## EXERCISE DETAILS
Copy the result of filtering the entries below for lines that include the string "Workflow".

## RECORDS FOR THIS TASK
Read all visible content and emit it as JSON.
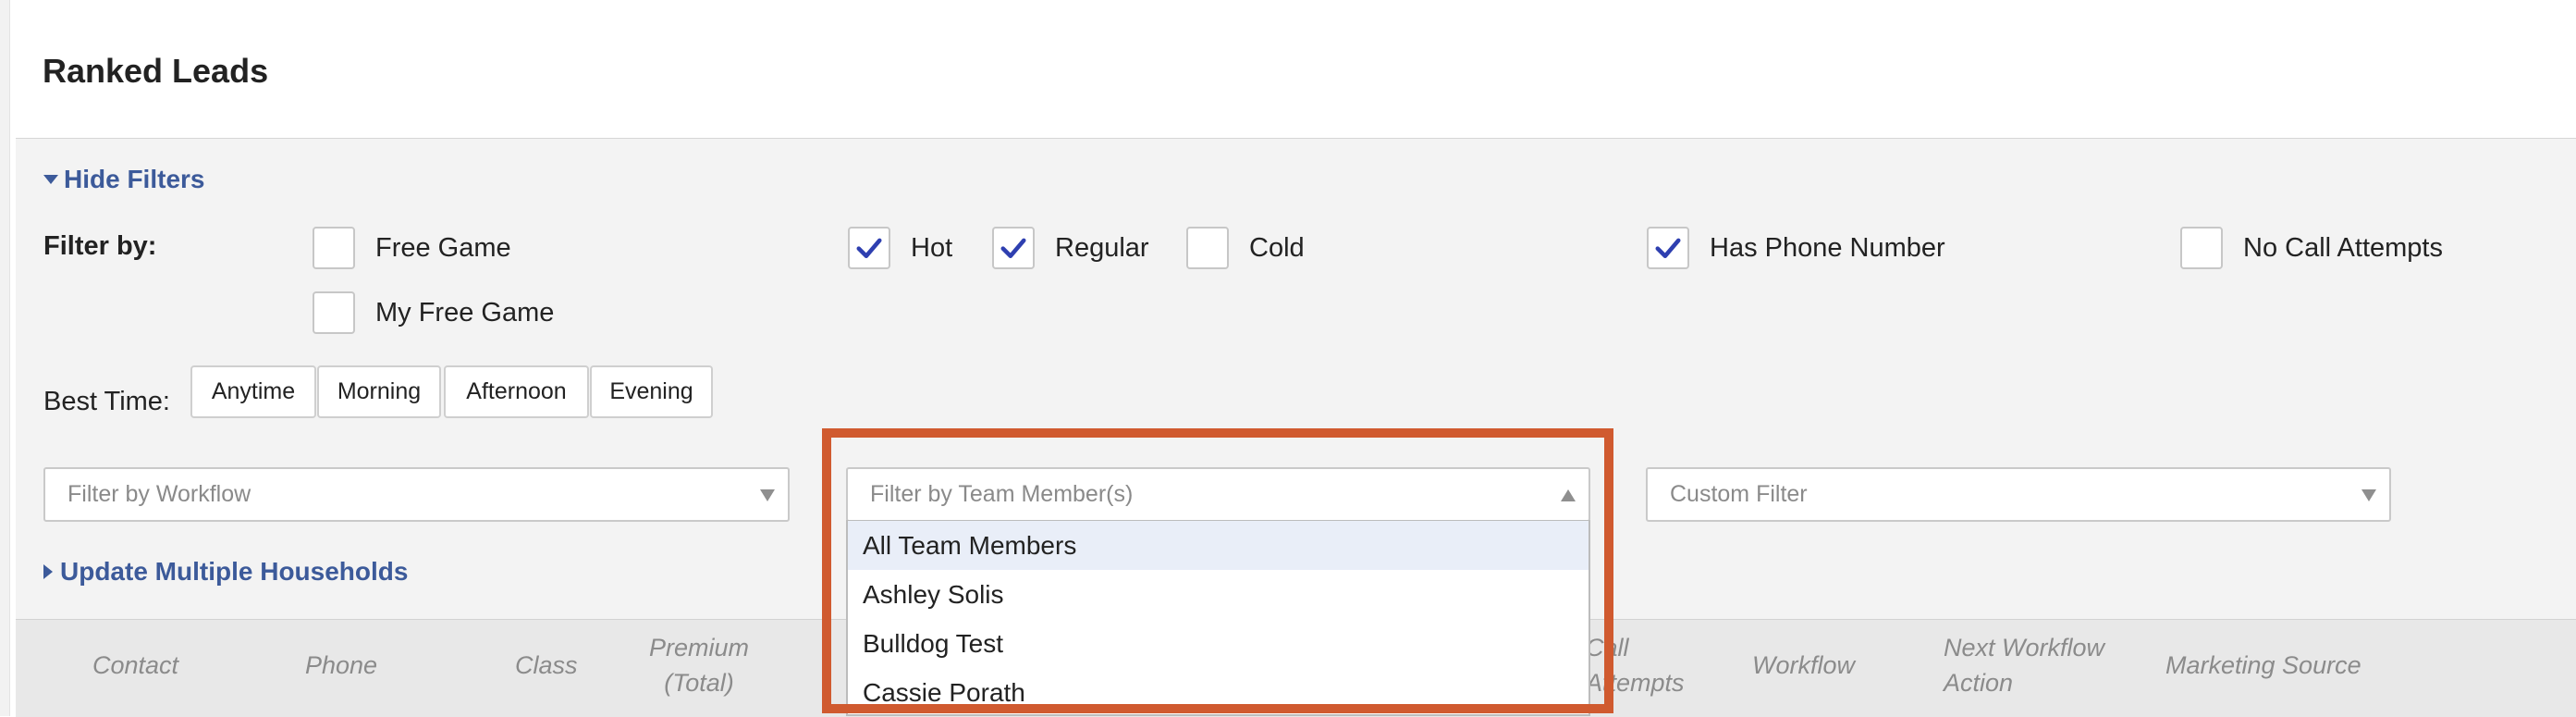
{
  "page": {
    "title": "Ranked Leads"
  },
  "filters": {
    "hide_filters_label": "Hide Filters",
    "filter_by_label": "Filter by:",
    "checkboxes": {
      "free_game": {
        "label": "Free Game",
        "checked": false
      },
      "my_free_game": {
        "label": "My Free Game",
        "checked": false
      },
      "hot": {
        "label": "Hot",
        "checked": true
      },
      "regular": {
        "label": "Regular",
        "checked": true
      },
      "cold": {
        "label": "Cold",
        "checked": false
      },
      "has_phone": {
        "label": "Has Phone Number",
        "checked": true
      },
      "no_call_attempts": {
        "label": "No Call Attempts",
        "checked": false
      }
    },
    "best_time_label": "Best Time:",
    "best_time_buttons": [
      "Anytime",
      "Morning",
      "Afternoon",
      "Evening"
    ],
    "workflow_placeholder": "Filter by Workflow",
    "team_member_placeholder": "Filter by Team Member(s)",
    "custom_filter_placeholder": "Custom Filter",
    "team_member_options": [
      "All Team Members",
      "Ashley Solis",
      "Bulldog Test",
      "Cassie Porath"
    ],
    "update_households_label": "Update Multiple Households"
  },
  "table": {
    "headers": {
      "contact": "Contact",
      "phone": "Phone",
      "class": "Class",
      "premium": "Premium (Total)",
      "call_attempts": "Call Attempts",
      "workflow": "Workflow",
      "next_action": "Next Workflow Action",
      "marketing_source": "Marketing Source"
    }
  },
  "colors": {
    "accent": "#3c5a9a",
    "check": "#2e3fb0",
    "highlight_box": "#d05a2f",
    "panel_bg": "#f3f3f3"
  },
  "icons": {
    "checkbox_checked": "checkmark-icon",
    "select_arrow": "caret-down-icon",
    "select_arrow_open": "caret-up-icon",
    "toggle_expanded": "triangle-down-icon",
    "toggle_collapsed": "triangle-right-icon"
  }
}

## SOLUTION
    "workflow_placeholder": "Filter by Workflow",
      "workflow": "Workflow",
      "next_action": "Next Workflow Action",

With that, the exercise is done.